* Your assignment: Find the word "Turnos" in the listing; pull out each line holding it.
---+---
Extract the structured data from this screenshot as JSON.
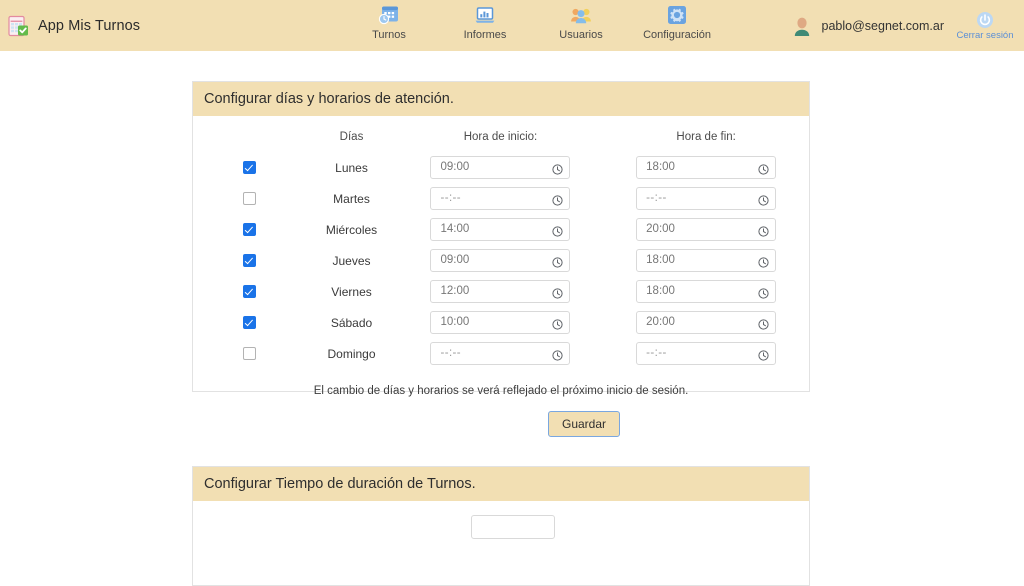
{
  "app": {
    "brand_title": "App Mis Turnos",
    "logo_icon": "calendar-check-icon",
    "accent_bar_color": "#f2dfb3",
    "checkbox_color": "#1a73e8",
    "link_color": "#5b8fd6"
  },
  "nav": {
    "items": [
      {
        "label": "Turnos",
        "icon": "calendar-clock-icon"
      },
      {
        "label": "Informes",
        "icon": "laptop-chart-icon"
      },
      {
        "label": "Usuarios",
        "icon": "users-group-icon"
      },
      {
        "label": "Configuración",
        "icon": "gear-icon"
      }
    ]
  },
  "user": {
    "avatar_icon": "user-avatar-icon",
    "email": "pablo@segnet.com.ar",
    "logout_label": "Cerrar sesión",
    "logout_icon": "power-icon"
  },
  "schedule_panel": {
    "title": "Configurar días y horarios de atención.",
    "headers": {
      "days": "Días",
      "start": "Hora de inicio:",
      "end": "Hora de fin:"
    },
    "empty_time": "--:--",
    "clock_icon": "clock-icon",
    "rows": [
      {
        "day": "Lunes",
        "checked": true,
        "start": "09:00",
        "end": "18:00"
      },
      {
        "day": "Martes",
        "checked": false,
        "start": "--:--",
        "end": "--:--"
      },
      {
        "day": "Miércoles",
        "checked": true,
        "start": "14:00",
        "end": "20:00"
      },
      {
        "day": "Jueves",
        "checked": true,
        "start": "09:00",
        "end": "18:00"
      },
      {
        "day": "Viernes",
        "checked": true,
        "start": "12:00",
        "end": "18:00"
      },
      {
        "day": "Sábado",
        "checked": true,
        "start": "10:00",
        "end": "20:00"
      },
      {
        "day": "Domingo",
        "checked": false,
        "start": "--:--",
        "end": "--:--"
      }
    ],
    "note": "El cambio de días y horarios se verá reflejado el próximo inicio de sesión.",
    "save_label": "Guardar"
  },
  "duration_panel": {
    "title": "Configurar Tiempo de duración de Turnos."
  }
}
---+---
* Task solution:
    "brand_title": "App Mis Turnos",
        "label": "Turnos",
    "title": "Configurar Tiempo de duración de Turnos."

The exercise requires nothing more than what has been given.